    Another text for 15 year-olds teaches that thieves who break Sharia law should have their hands cut off for a first offence and their feet amputated for a subsequent crime. Teenagers are presented with diagrams showing where the cuts should be made.

  4. Professor Welling,

    I love your research and respect you a lot as a person. I disagree with your post. I think we need to make a distinction between islam and muslims. I have studied islam in great detail and while I have a very high opinion of the muslims that I meet on a daily basis; I have the lowest opinion of the god of islam and the prophet Mohammed. I consider the prophet Mohammed to be a warmonger, war criminal, thief, terrorist, and a pedophile based on his actions as recorded in the koran.

    continued in part 2

  5. I think that Mosab Hassan Yousef son of the head of the hamass terrorist organization says it best ( who has since renounced terror and has served as an israeli spy
    "We can not have peace with islam but we can have peace with muslims".
    I am leaving my name as anonymous (though you may know who I am based on my language) so that my friends who are muslim will not have their feeling hurt. I truly value them as friends and while I consider them wonderful people and often brilliant people I do not consider them "real muslims".
    I dont know how to make policy based on my beliefs but we must remember it is NOT the muslims who are the problem they are the primary victims of islam. It is with the god of islam, the prophet Mohammed and the Koran which I have a problem with.

    Warmest regards


  6. Dear Professor Willing,

    I completely agree with you that tolerance and compassion, among many other noble qualities, form the basis of a modern civilized society. Indeed, globalization dictates this! All this, however, rests on the assumption that tolerance and compassion is not only a right but an obligation that should be equally distributed among all social groups (independently of nationality or religion). Now, is this the case? No! Many immigrant groups (not only Muslim immigrants) not only refuse to integrate, but they completely, openly resent, to the very core of social structure, the society a part of which they have become largely by choice. As far as Muslims are concerned - this is the result of psychological conditioning from early childhood. In fact, Islam, one of the three largest religions (Christianity and Judaism being the other two) is the only religion that, in my opinion, has not yet reconciled with the modern world; but that is only half of the problem. The other half is that fundamentalist Muslims make it their lives' duty to impose their view on the rest of the world.

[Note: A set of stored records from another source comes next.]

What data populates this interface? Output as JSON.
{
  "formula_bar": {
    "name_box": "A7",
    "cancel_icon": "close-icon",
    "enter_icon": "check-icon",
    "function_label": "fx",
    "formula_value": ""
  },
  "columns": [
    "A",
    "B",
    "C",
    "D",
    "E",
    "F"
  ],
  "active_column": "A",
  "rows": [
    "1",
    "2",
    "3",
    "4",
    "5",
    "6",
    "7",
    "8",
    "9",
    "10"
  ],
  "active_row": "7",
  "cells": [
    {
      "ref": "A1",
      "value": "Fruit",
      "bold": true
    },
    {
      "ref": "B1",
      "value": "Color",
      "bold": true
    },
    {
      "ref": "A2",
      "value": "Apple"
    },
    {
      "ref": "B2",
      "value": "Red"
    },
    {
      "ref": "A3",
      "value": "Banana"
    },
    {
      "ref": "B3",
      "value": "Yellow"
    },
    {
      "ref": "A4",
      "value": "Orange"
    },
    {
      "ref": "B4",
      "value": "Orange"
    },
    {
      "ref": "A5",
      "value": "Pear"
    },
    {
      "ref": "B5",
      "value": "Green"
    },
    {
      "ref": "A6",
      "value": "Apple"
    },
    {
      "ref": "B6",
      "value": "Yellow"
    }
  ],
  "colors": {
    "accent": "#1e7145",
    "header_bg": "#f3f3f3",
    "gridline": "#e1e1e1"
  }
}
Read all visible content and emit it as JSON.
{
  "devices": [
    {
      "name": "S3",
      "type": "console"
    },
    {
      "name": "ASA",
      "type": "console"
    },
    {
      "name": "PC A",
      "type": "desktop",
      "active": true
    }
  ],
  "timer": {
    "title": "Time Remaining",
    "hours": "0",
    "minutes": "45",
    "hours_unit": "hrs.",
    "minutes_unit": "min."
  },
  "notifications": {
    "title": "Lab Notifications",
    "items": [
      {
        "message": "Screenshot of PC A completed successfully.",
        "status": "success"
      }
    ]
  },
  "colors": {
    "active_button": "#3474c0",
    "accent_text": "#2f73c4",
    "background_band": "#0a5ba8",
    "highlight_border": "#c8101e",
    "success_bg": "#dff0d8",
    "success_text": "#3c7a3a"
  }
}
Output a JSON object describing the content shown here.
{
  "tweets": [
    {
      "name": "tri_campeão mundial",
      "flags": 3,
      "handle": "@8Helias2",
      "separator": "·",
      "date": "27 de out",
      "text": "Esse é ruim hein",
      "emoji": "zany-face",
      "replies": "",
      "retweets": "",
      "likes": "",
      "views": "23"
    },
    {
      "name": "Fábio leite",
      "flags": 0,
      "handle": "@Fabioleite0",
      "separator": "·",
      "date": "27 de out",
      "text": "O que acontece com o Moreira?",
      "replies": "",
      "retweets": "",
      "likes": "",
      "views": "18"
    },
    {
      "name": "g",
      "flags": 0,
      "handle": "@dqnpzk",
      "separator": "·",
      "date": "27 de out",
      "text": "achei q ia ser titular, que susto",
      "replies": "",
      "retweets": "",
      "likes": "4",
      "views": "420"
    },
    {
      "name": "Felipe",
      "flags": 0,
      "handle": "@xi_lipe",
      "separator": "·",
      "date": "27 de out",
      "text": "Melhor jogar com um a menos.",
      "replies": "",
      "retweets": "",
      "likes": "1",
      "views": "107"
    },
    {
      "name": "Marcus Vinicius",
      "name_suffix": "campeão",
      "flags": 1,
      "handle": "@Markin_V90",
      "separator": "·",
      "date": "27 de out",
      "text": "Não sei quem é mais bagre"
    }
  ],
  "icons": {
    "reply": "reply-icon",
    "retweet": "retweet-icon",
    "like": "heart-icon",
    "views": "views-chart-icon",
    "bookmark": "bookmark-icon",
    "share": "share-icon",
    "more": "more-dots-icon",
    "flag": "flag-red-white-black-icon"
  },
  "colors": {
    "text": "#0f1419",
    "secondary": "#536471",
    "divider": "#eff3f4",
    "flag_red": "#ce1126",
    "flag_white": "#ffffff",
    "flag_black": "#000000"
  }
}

    I am all for tolerance and compassion, if only I could observe the same on the part of the majority of Islamic population. I see just the opposite.

  7. Iran is putting apostates to death. These men converted from islam to christianity and are facing death. I think you are on of the best things at UCI but I think you are way off the mark on this one.

    That being said I imagine almost all of our muslim friends who live in this country and are getting phds here dont believe any of the crazy stuff. They are like the muslim version Episcopalians I think (three parts secularism, 2 parts socialism, one part christianity).

  8. I wonder how much of those analysis, quite widespread and obviously non sensical, are based on a form of post-war collective guilt from some germanophile populations.

    After having given ways to the germans, they cant stand the idea of being seen as responsible of anything, let alone, god forbid, protect civilisation.